Provide the number of lines in the material containing the word "MainKt", with nothing added.

BEGIN Data excerpts

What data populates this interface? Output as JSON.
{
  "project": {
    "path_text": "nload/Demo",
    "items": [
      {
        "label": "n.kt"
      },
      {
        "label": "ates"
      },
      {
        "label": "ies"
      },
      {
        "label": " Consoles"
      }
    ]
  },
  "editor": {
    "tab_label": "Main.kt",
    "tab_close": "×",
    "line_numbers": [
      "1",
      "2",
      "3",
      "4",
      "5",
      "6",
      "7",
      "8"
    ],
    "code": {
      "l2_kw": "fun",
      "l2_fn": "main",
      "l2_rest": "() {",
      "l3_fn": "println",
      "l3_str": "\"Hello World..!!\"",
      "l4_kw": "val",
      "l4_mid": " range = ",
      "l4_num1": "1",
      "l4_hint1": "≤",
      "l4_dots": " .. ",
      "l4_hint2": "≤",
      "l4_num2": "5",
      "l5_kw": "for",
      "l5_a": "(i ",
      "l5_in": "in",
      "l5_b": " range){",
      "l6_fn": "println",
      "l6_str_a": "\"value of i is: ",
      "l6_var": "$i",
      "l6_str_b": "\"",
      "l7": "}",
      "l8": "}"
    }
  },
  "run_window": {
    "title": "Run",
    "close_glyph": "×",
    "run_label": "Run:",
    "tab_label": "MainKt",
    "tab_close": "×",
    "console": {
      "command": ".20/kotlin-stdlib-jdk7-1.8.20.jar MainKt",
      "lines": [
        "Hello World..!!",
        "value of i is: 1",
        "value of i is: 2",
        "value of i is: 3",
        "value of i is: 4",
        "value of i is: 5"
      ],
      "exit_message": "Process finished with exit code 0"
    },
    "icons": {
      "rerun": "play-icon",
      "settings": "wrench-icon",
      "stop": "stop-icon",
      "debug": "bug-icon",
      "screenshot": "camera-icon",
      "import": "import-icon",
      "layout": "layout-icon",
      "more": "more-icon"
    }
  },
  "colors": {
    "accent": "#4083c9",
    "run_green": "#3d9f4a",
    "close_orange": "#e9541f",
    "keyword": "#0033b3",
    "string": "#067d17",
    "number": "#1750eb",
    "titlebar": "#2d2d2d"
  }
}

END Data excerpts

■ **Task solution**
2